- I need some baking powder. (This is a present participle used as an adjective.)
- She was baking a cake. (This is a present participle used to form the past progressive tense.)
- The quick development of the process is essential. (This eight-word sentence is clunky. There is no gerund.)
- Quickly developing the process is essential. (In this six-word sentence, a gerund has been modified by the adverb "quickly" and has the direct object "the process." It is two words shorter than the first example and more natural sounding.)
(7) Non-Countable Nouns (Mass nouns)A non-countable noun (or mass noun as it's also known) is a noun without a plural form (e.g., "food," "music," "ice"). Non-countable nouns usually fall into one of the following categories: concept, activity, food, gas, liquid, material, item category, natural phenomenon, or particles. Here are some more examples of non-countable nouns shown in the categories.
|Concept||bravery, honesty, patience|
|Activity||playing, reading, sleeping|
|Food||bread, butter, milk|
|Gas||air, helium, hydrogen|
|Liquid||coffee, petrol, water|
|Material||concrete, wood, metal|
|Item Category||luggage, money, software|
|Natural Phenomenon||gravity, snow, sunshine|
|Particles||dust, flour, sugar|
Read more about non-countable nouns (mass nouns).
(8) Countable NounsA countable noun is a noun that can be pluralized (e.g., "cat/cats," "argument/arguments," "device/devices"). Here are some more examples of countable nouns:
- aardvark, backbone, coin, daffodil, eagle, face, gorilla, house, igloo, jaguar, koala, log, man, note, orange, package, queen, robot, suitcase, table, udder, vacation, waltz, xylophone, yacht, zombie
Read more about countable nouns.
(9) Verbal NounsA verbal noun is a noun that has no verb-like properties despite being derived from a verb (e.g., a building, an attack, a decision). Being normal nouns, verbal nouns can be modified by adjectives, be pluralized (if the sense allows), and be followed by prepositional phrases (e.g., "...of men," ...by me"). Here is another example of a verbal noun:
- I am responsible for the funny drawing of the monster. (Notice that the verbal noun has been modified by the adjective "funny." It could also be pluralized to "drawings," and it precedes a prepositional phrase "of the monster.")
- I am responsible for drawing the funny monster. (This time, the word "drawing" is a gerund.

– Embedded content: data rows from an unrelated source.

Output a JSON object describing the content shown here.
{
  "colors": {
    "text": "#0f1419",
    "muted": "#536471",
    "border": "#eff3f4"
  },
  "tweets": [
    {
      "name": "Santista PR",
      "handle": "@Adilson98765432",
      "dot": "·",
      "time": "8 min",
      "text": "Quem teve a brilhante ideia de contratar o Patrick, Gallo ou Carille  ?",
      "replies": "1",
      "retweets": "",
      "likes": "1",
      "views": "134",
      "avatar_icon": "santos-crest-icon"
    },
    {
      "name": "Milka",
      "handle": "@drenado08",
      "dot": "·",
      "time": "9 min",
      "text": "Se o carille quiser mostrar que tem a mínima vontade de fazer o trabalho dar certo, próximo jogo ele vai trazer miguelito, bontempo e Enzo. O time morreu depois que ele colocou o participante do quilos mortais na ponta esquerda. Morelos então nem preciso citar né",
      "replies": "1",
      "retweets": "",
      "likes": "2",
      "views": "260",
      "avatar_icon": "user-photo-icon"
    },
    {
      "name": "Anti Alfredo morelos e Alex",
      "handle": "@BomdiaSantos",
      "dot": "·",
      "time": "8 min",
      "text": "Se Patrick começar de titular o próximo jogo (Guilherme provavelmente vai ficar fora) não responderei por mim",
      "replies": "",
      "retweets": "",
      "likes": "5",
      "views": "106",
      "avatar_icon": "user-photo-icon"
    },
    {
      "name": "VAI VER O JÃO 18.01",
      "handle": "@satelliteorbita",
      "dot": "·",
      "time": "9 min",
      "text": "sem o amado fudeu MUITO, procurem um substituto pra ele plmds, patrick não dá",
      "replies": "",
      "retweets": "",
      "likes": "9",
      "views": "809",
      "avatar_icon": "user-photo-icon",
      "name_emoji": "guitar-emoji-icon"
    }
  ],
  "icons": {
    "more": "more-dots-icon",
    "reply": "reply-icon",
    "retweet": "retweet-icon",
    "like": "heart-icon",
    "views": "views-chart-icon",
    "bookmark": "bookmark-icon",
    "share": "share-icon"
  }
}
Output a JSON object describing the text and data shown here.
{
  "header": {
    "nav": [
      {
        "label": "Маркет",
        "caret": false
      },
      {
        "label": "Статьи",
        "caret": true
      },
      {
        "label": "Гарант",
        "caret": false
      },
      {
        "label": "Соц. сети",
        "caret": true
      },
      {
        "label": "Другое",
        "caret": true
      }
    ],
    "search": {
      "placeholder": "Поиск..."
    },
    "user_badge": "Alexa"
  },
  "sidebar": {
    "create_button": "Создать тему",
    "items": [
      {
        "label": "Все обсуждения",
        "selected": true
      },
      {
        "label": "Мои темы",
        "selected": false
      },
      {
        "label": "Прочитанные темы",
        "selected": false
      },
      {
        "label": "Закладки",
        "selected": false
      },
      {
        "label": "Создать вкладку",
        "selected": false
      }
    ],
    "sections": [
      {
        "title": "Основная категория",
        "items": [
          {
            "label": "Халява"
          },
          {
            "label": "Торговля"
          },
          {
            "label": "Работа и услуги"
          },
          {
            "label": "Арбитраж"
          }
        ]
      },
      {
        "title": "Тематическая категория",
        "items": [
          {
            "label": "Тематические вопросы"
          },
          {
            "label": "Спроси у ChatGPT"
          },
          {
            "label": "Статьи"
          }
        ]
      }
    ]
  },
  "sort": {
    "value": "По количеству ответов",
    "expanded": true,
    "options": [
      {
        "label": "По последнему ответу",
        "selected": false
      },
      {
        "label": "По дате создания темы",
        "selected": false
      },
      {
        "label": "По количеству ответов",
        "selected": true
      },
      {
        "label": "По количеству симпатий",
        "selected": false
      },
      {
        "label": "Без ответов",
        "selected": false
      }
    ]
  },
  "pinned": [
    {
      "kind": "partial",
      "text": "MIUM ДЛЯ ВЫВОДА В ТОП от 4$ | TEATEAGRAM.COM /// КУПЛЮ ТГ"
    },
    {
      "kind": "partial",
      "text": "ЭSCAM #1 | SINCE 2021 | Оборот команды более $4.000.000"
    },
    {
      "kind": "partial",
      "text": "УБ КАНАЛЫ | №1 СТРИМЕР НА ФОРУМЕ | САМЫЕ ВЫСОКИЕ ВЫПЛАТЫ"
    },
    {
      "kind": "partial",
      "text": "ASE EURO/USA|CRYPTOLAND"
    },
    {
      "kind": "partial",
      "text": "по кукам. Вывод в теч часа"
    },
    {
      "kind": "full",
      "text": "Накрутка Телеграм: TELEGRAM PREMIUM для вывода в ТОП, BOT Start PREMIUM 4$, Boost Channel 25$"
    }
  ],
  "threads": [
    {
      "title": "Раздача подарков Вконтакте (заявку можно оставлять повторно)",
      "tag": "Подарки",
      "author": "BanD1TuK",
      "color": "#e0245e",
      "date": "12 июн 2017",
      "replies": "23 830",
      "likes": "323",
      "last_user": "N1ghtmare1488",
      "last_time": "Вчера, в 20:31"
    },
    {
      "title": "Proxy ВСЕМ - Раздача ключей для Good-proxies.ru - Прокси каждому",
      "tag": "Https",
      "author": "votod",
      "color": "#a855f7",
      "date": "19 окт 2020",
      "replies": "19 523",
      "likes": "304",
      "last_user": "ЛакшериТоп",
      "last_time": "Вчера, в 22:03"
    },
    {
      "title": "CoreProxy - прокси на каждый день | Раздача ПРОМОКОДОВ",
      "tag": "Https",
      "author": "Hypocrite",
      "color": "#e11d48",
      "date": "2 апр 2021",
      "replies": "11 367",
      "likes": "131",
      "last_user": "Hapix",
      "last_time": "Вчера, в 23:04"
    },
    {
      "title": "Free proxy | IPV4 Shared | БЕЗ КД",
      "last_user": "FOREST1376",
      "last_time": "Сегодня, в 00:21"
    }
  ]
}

It cannot be modified by an adjective, it cannot be pluralized, and it cannot be followed by "of the monster." It has, however, taken a direct object ("the funny monster"), which a verbal noun cannot do.)
More about Noun TypesIn real-life sentences, nouns rarely appear by themselves. Most nouns appear in noun phrases or noun clauses.
- Noun Phrase. A noun phrase is a group of two or more words that is headed by a noun. For example:
- How much is the doggy in the window? (Here, the noun phrase is shaded. The head noun is bold. The other words are modifiers.)
- Noun Clause. A noun clause is a clause (i.e., a group of words with its own subject and verb) that plays the role of a noun. For example:
- Whatever you wish is my command. (The noun clause is shaded. The clause subject is "you," and the clause verb is "wish.")
- How much is he? (Here, the noun phrase "the doggy in the window" has been replaced by the pronoun "he.")
- It is my command. (The noun clause "Whatever you wish" has been replaced by the pronoun "it.")